138nm sailed during the last 24 hours, leaving Rio de Janeiro 200nm at our Starboard and on similar weather conditions as yesterday (sun peering through the low clouds now and then, passing rain showers, stronger winds and growing seas) at the beginning of the afternoon Europa sails off the Tropics on her way South. Braced Close-hauled to Port tack, Squares up to the Top Gallants, Staysails up to the Middle ones, Spanker set and carrying just the Inner Jib and Fore Top Mast Staysail at the bow, she heels to Starboard sailing at a good speed crossing the Tropic of Capricorn. 23º 26’ the latitude that currently divides the Southern Temperate Zone to the South and the tropics to the North. Its Northern Hemisphere equivalent is the Tropic of Cancer, but this given geographical position for those great circles is not permanently fixed, drifting at a rate of about 15 metres per year due to the slight wobble in the Earth's longitudinal alignment relative to the plane in which the Earth orbits around the Sun.
And about to enter the temperate zones, we seem to be welcomed by a small pod of False Killer Whales that show up next to the aft of the ship. In a way they resemble the Orcas, but they are smaller, more uniformly black coloured with slender bodies and small rounded heads.
Observations use to involve pods of 10 to 20 individuals, but they are structured in larger schools consisting of hundreds of them. Despite their extensive oceanic range in tropical and warm temperate waters, they are not very usually spotted at sea, and most of what is known about them comes from stranding’s, sometimes in massive numbers or from fishermen reports of them feeding on their catch, pulling the fish off the hooks.
With the Brazilian coastline bending Westwards as we pass 140nm off Cabo de Frio, our course is leaving the shore contour and is aimed straight towards Rio de la Plata. Now we are sailing on an area where rougher and variable weather is expected, and with it we anticipate and prepare for more sailhandling too in shifting and stronger winds.

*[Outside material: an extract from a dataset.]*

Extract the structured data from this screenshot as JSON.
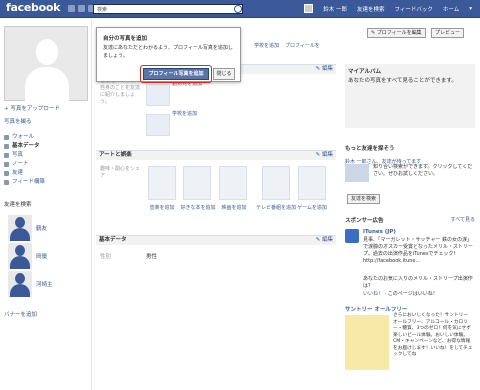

Nevertheless, in the afternoon, the more stable winds after a couple of showers passed by, made for the Captain’s call to brace a bit more square and bring the tacks of the courses to the beam reach position, set the Royals and Outer Jib.
Here there’s increased chances of quick passing cold fronts advancing from over the Brazilian lands and developing clouds, showers and stormy blasts when reaching the ocean. Nowadays all this information is available on-line and the historical records tells us the probability of weather changes and meteorological phenomena happening in determined areas.
The Radar helps us to see the showers and squalls approaching from miles away. We can count on weather faxes and forecast digital files. Pilot Charts and books, first published in the 18 hundreds and kept up to date, explain the best way to follow during ocean passages out of the collection of countless observations and former sailing trips. Journeys including the times when the only instruments to forecast the weather would be a good intuition, keep a good eye on the seas and atmosphere, barometer and thermometer readings.
Modern sailors are spoilt. Christopher Columbus, Ferdinand Magellan, Marco Polo et al didn’t have pilot atlases with little arrows showing them the direction of prevailing currents, or hurricane tracks. Whilst most of their contemporaries didn’t sail more than a few miles from a coastline, the pioneers of maritime exploration set course to the perpendicular. They were sailing into the unknown with a guy up the mast instead of radar. Nowadays sailors have access to weather forecasts too, and can remain in contact with home via satellite at all times. Even in dangerous waters, far from land, sailors can know roughly what to expect and can be prepared.
Being prepared has always been sailors’ minds, and the best way to be prepared is to know what’s coming in the first place.
Jonathan Eyers. “Don’t Shoot the Albatross! Nautical Myths and Superstitions”
Photocredit False Killer Whale: Max Doggett